## Records for the task

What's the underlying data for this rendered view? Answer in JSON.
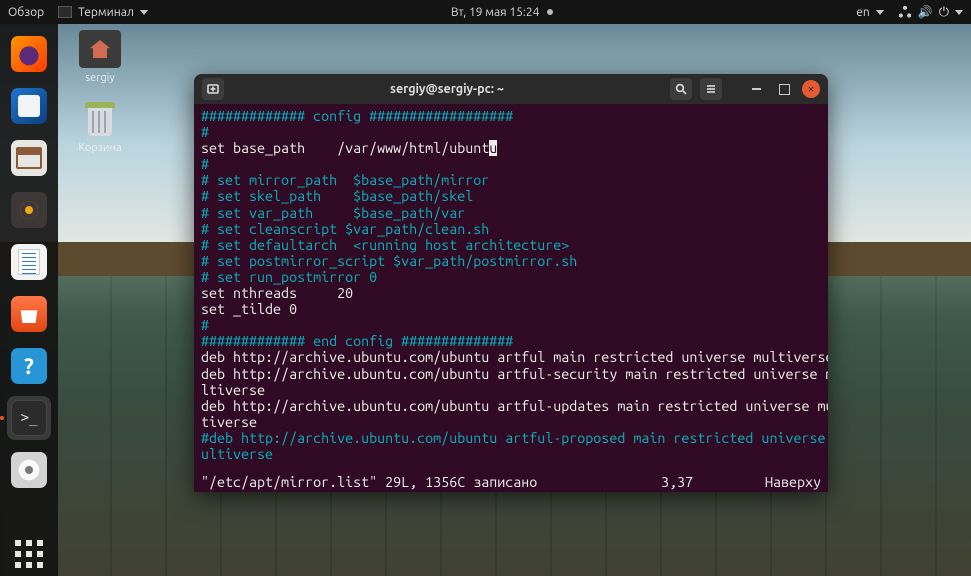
{
  "topbar": {
    "activities": "Обзор",
    "app_icon": "terminal-icon",
    "app_name": "Терминал",
    "datetime": "Вт, 19 мая  15:24",
    "lang": "en"
  },
  "desktop": {
    "home_label": "sergiy",
    "trash_label": "Корзина"
  },
  "window": {
    "title": "sergiy@sergiy-pc: ~"
  },
  "terminal": {
    "lines": [
      {
        "cls": "c-comment",
        "t": "############# config ##################"
      },
      {
        "cls": "c-comment",
        "t": "#"
      },
      {
        "cls": "c-cmd",
        "t": "set base_path    /var/www/html/ubunt",
        "cursor": "u"
      },
      {
        "cls": "c-comment",
        "t": "#"
      },
      {
        "cls": "c-comment",
        "t": "# set mirror_path  $base_path/mirror"
      },
      {
        "cls": "c-comment",
        "t": "# set skel_path    $base_path/skel"
      },
      {
        "cls": "c-comment",
        "t": "# set var_path     $base_path/var"
      },
      {
        "cls": "c-comment",
        "t": "# set cleanscript $var_path/clean.sh"
      },
      {
        "cls": "c-comment",
        "t": "# set defaultarch  <running host architecture>"
      },
      {
        "cls": "c-comment",
        "t": "# set postmirror_script $var_path/postmirror.sh"
      },
      {
        "cls": "c-comment",
        "t": "# set run_postmirror 0"
      },
      {
        "cls": "c-cmd",
        "t": "set nthreads     20"
      },
      {
        "cls": "c-cmd",
        "t": "set _tilde 0"
      },
      {
        "cls": "c-comment",
        "t": "#"
      },
      {
        "cls": "c-comment",
        "t": "############# end config ##############"
      },
      {
        "cls": "c-cmd",
        "t": ""
      },
      {
        "cls": "c-cmd",
        "t": "deb http://archive.ubuntu.com/ubuntu artful main restricted universe multiverse"
      },
      {
        "cls": "c-cmd",
        "t": "deb http://archive.ubuntu.com/ubuntu artful-security main restricted universe mu"
      },
      {
        "cls": "c-cmd",
        "t": "ltiverse"
      },
      {
        "cls": "c-cmd",
        "t": "deb http://archive.ubuntu.com/ubuntu artful-updates main restricted universe mul"
      },
      {
        "cls": "c-cmd",
        "t": "tiverse"
      },
      {
        "cls": "c-comment",
        "t": "#deb http://archive.ubuntu.com/ubuntu artful-proposed main restricted universe m"
      },
      {
        "cls": "c-comment",
        "t": "ultiverse"
      }
    ],
    "status": {
      "file": "\"/etc/apt/mirror.list\" 29L, 1356C записано",
      "pos": "3,37",
      "where": "Наверху"
    }
  }
}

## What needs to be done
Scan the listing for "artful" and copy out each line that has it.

## Output of the exercise
        "t": "deb http://archive.ubuntu.com/ubuntu artful main restricted universe multiverse"
        "t": "deb http://archive.ubuntu.com/ubuntu artful-security main restricted universe mu"
        "t": "deb http://archive.ubuntu.com/ubuntu artful-updates main restricted universe mul"
        "t": "#deb http://archive.ubuntu.com/ubuntu artful-proposed main restricted universe m"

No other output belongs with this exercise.